I am a horrible, horrible parent. The fucking worst.
I don't make them watch "Your Baby Can Read."
I have never given them probiotics.
I turned their car seats around well before I was supposed to.
I couldn't give two shits about watching Sesame Street.
And I secretly hope that one day they will mistake the bottle of sriracha at the dinner table for ketchup.
Sometimes, I wonder if I secretly hate children, and then I realize that it's not a secret. I do.
But as much as I hate my kids, I don't hate them as much as the Rev. Chris Collins hates the children of Park Circle.
As you know, Collins led the charge against the expansion of the Montessori program at Hursey Elementary in North Charleston. And somehow he was able to convince two other Charleston County School District board members to overlook all the data showing that not only did expanding the program make financial sense but that the parents of Hursey Elementary overwhelming supported a full Montessori program.
Thanks to Collins and others proclaiming to represent the black community in Park Circle, far too many people — black and white — believe that a yes-vote for the Montessori program was a no-vote for the black community. It wasn't.
As City Paper reporter Paul Bowers noted in an early story, black students far outnumber white students in both the Montessori program and the traditional elementary school at Hursey. In fact, the percentages of black students at both were nearly the same, 88 percent for the traditional school and 82 percent for the Montessori program. (For the record, 133 African-American students and 17 white students were enrolled in the traditional school, while the Montessori program had 192 African-American students and 35 white students.)
Now add to that the simple fact that, as Paul reports, a survey of the school's parents found that 144 favored either a full Montessori program or phasing out traditional classes, while 87 parents favored sticking with the current dual-track program, and it becomes more than apparent that a full Montessori program was favored by black parents as well. As a reminder, there are only 52 white students at Hursey.

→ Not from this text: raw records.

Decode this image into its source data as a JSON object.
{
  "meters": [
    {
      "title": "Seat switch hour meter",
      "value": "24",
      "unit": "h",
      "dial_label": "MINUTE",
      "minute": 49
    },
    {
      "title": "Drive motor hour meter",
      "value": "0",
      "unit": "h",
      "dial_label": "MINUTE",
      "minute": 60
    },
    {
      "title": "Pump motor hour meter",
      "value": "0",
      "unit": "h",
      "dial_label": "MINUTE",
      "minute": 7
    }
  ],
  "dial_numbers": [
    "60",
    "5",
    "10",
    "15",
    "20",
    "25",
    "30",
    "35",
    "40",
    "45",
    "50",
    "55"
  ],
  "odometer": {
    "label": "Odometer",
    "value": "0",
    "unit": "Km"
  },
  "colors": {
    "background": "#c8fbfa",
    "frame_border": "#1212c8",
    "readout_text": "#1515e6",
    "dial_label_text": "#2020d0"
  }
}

But that's not what Collins — and many opponents of the Hursey Montessori program — want you to believe. They want this tale to fall into the tried-and-true gentrification narrative, you know the one where white families move into predominately African American neighborhoods and slowly but surely push the black families out.
The funny thing is the Park Circle area is a pretty diverse neighborhood to begin with. Yes, there are pockets where whites outnumber blacks in disproportionate numbers — and vice versa — but by and large, the community is fairly mixed. I know because I live there. And in the spirit of full disclosure, it is my hope that both of my daughters will be able to attend the Montessori program at Hursey.
But when it all comes down to it, I simply can't believe that anyone is looking to Collins for guidance, particularly when it comes to educational matters.
Along with Elizabeth Kandrac and Elizabeth Moffly, Collins was once a part of a trivial triumvirate of terror that routinely voted against the majority out of what was surely spite, all the while they regularly brought school board meetings to a grinding halt with discussions about inconsequential minutiae, I-don't-know-a-goddamn-thing-about-Robert's Rules asshatery, and you-mean-I-was-supposed-to-read-this-report-before-the-meeting idiocy.
For Pete's seek, when Collins ran for mayor of North Charleston, he argued that mounted police officers were the answer to decreasing crime in crime-plagued neighborhoods.
And don't even get me started on Collins' seemingly inability to spell — it's "you" not "U," "African" not "afican" — or his failure to understand what a conflict of interest is and what it isn't. (For the record, it's a conflict of interest for a school board member to vote on a matter that directly affects him — and in Collins' case, as a school board member he voted on a CCSD matter involving a district property that he was renting. And it doesn't matter that he voted to revoke his own lease. He shouldn't have voted in the first place.)
But despite Collins' — and Moffly's — failings, two seemingly well-meaning school board members, Michael Miller and Tom Ducker, joined the dastardly duo in voting against the Hursey Montessori program, sealing the expansion's fate.
In Miller and Ducker's defense, maybe they just haven't been on the school board long enough to know exactly who Collins and Moffly are and what their agenda is. Truth be told, I don't begrudge Miller and Ducker, at least not too much. After all, sometimes I'm not even sure what Collins and Moffly are truly after. I can't decide if they are political opportunists, two-bit hucksters, or a pair ding-batted buffoons who believe the only way to save our public school system is to destroy it. Right now, I'm leaning toward the latter.
Now, where's that bottle of sriracha?